TRY IT >>
Restate the full listing word for word and leave the pictures out.

DATASET CONTENT >>
—————
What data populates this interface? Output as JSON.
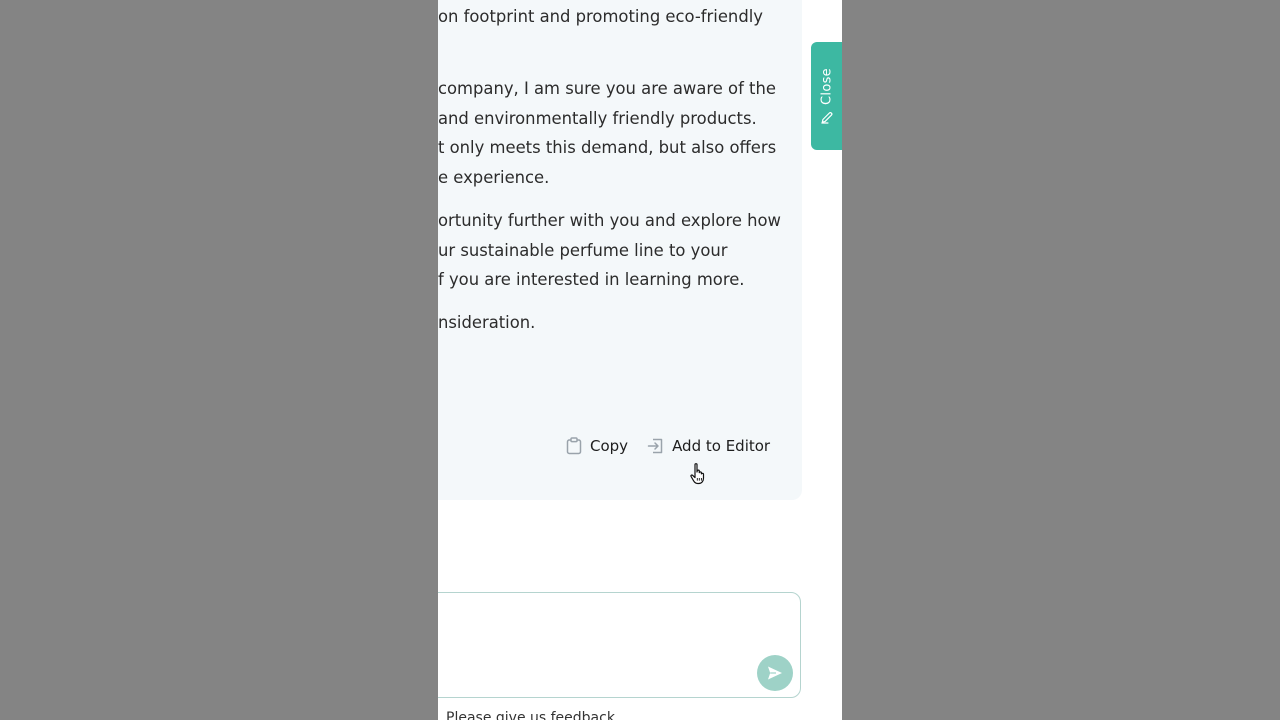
{
  "response": {
    "paragraphs": [
      [
        "on footprint and promoting eco-friendly"
      ],
      [
        "company, I am sure you are aware of the",
        "and environmentally friendly products.",
        "t only meets this demand, but also offers",
        "e experience."
      ],
      [
        "ortunity further with you and explore how",
        "ur sustainable perfume line to your",
        "f you are interested in learning more."
      ],
      [
        "nsideration."
      ]
    ],
    "copy_label": "Copy",
    "add_to_editor_label": "Add to Editor"
  },
  "close_tab": {
    "label": "Close"
  },
  "input": {
    "placeholder": ""
  },
  "feedback_text": "Please give us feedback",
  "colors": {
    "accent": "#3db8a2",
    "send_button": "#9ed2c7",
    "card_background": "#f4f8fa",
    "backdrop": "#848484"
  },
  "icons": {
    "copy": "clipboard-icon",
    "add_to_editor": "import-arrow-icon",
    "close": "pencil-icon",
    "send": "send-icon",
    "cursor": "hand-pointer-icon"
  }
}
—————
RESULT OF THIS EXERCISE >>
What data populates this interface? Output as JSON.
{
  "response": {
    "paragraphs": [
      [
        "on footprint and promoting eco-friendly"
      ],
      [
        "company, I am sure you are aware of the",
        "and environmentally friendly products.",
        "t only meets this demand, but also offers",
        "e experience."
      ],
      [
        "ortunity further with you and explore how",
        "ur sustainable perfume line to your",
        "f you are interested in learning more."
      ],
      [
        "nsideration."
      ]
    ],
    "copy_label": "Copy",
    "add_to_editor_label": "Add to Editor"
  },
  "close_tab": {
    "label": "Close"
  },
  "input": {
    "placeholder": ""
  },
  "feedback_text": "Please give us feedback",
  "colors": {
    "accent": "#3db8a2",
    "send_button": "#9ed2c7",
    "card_background": "#f4f8fa",
    "backdrop": "#848484"
  },
  "icons": {
    "copy": "clipboard-icon",
    "add_to_editor": "import-arrow-icon",
    "close": "pencil-icon",
    "send": "send-icon",
    "cursor": "hand-pointer-icon"
  }
}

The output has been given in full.